Extracted material:

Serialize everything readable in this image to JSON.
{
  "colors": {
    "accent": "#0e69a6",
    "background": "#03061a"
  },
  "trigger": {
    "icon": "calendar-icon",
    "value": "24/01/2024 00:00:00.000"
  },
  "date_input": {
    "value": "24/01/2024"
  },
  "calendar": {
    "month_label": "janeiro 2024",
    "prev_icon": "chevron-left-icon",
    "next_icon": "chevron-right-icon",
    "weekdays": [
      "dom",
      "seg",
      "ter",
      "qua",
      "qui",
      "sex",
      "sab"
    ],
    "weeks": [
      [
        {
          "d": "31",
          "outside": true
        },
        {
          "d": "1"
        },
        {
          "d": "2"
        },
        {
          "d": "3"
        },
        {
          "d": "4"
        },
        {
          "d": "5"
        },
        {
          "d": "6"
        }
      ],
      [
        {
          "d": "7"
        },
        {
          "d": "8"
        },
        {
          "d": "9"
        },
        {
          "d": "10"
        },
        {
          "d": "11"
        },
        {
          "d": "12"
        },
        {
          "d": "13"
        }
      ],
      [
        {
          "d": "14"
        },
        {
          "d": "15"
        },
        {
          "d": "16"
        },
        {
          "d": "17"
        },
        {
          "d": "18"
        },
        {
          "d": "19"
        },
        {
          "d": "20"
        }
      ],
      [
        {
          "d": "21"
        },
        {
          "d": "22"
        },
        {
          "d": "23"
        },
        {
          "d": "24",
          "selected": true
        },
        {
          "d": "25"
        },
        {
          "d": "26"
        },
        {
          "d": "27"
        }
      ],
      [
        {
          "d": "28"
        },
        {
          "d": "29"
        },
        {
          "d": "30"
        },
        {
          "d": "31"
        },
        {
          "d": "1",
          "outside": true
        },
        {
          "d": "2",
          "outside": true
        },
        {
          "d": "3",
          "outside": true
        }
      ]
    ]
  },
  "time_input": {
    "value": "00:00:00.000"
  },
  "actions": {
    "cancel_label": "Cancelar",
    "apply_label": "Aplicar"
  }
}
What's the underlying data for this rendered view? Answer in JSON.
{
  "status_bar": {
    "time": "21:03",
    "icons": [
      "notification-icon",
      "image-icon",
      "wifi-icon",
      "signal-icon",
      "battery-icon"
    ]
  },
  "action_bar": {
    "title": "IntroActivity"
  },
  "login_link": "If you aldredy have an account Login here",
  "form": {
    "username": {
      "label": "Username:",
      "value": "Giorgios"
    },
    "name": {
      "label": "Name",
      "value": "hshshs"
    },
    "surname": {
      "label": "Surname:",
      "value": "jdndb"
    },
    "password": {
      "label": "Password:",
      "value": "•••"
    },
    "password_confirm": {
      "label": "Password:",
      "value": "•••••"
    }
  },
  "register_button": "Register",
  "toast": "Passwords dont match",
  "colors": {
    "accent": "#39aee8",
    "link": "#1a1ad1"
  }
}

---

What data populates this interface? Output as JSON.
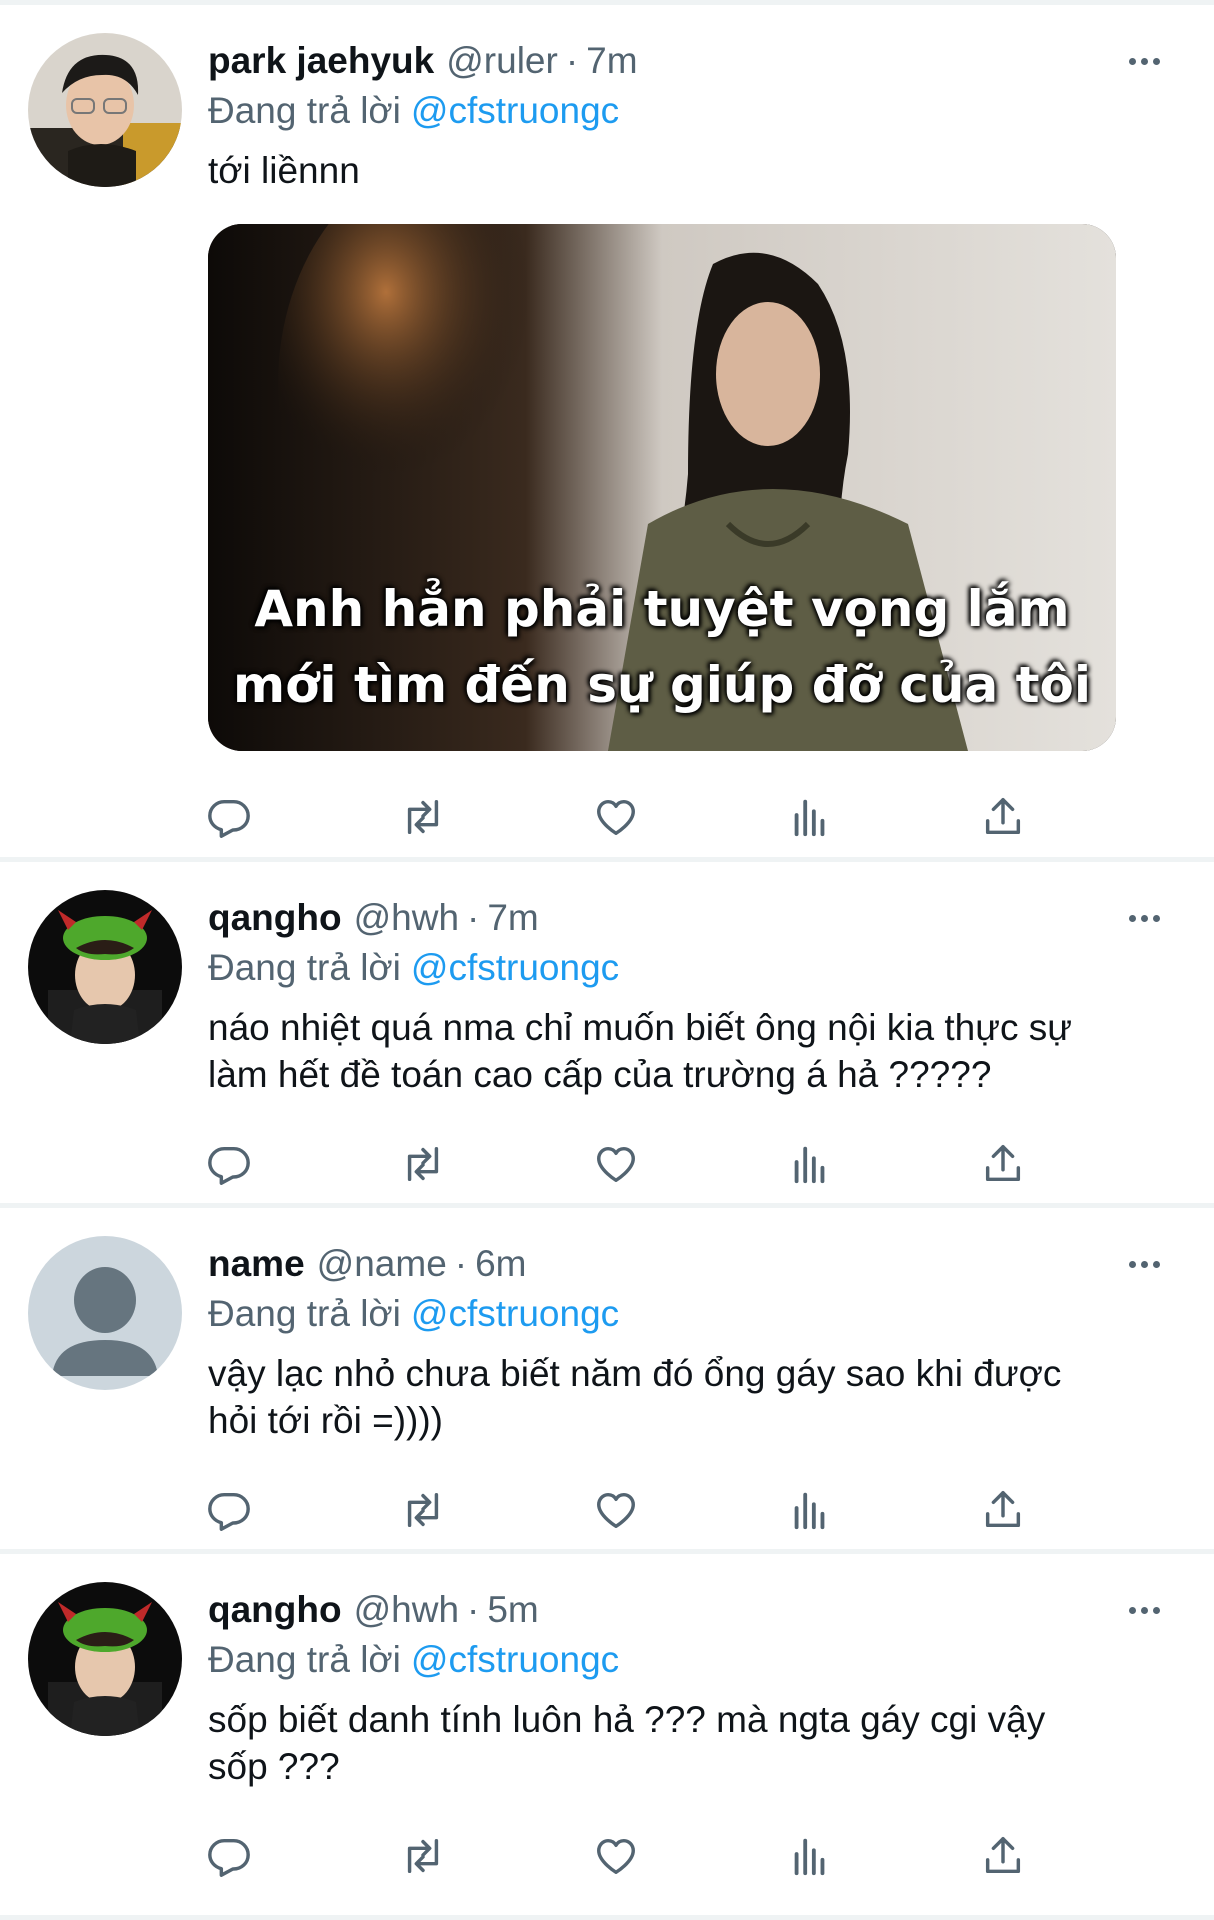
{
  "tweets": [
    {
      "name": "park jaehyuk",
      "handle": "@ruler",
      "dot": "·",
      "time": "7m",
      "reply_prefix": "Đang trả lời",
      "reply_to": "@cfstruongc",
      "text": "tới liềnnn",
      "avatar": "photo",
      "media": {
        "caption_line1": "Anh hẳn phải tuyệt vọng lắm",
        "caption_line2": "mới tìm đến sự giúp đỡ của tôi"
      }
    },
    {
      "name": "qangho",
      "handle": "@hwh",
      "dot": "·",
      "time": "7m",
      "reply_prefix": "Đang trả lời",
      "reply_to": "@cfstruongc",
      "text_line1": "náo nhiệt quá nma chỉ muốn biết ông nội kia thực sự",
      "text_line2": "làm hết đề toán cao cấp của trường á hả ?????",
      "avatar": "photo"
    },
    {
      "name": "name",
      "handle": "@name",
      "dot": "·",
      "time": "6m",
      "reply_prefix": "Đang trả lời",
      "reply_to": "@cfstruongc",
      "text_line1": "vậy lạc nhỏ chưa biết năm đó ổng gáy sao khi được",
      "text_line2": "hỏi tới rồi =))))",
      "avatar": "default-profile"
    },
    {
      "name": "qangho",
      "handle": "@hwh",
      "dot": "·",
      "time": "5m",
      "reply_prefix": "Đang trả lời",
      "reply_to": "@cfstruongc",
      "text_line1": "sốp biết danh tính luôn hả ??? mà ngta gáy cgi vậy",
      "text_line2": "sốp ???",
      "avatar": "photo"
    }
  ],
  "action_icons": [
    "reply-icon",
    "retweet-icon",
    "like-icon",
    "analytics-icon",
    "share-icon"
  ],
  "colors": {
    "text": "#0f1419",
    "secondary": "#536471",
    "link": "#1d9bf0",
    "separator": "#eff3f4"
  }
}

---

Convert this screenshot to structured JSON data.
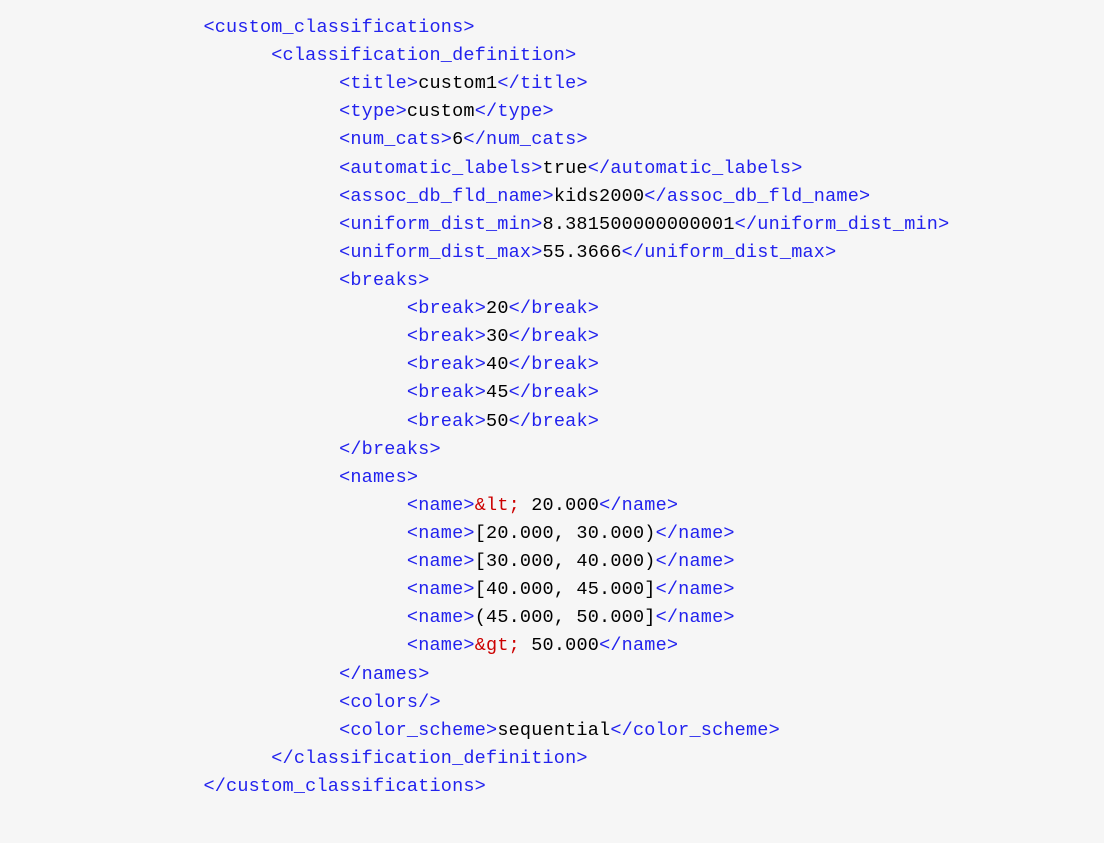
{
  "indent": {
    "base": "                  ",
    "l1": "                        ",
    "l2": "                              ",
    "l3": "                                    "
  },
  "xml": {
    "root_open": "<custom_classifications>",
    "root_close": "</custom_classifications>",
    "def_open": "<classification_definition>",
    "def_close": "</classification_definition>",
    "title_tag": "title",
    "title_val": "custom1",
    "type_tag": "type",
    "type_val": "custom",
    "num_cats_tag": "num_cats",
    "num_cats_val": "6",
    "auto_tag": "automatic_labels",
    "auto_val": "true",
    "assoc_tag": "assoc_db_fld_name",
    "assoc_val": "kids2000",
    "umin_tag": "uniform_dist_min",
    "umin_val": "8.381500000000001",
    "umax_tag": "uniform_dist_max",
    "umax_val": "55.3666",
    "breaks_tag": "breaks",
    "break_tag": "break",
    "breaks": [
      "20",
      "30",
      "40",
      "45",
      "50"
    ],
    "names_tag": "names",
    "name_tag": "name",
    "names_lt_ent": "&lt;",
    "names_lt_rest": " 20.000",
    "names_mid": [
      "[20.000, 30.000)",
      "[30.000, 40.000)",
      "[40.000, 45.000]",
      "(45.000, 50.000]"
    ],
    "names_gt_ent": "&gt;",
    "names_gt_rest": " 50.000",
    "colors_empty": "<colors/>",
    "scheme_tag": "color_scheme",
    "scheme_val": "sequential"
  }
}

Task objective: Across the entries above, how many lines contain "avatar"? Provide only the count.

Written answer: 4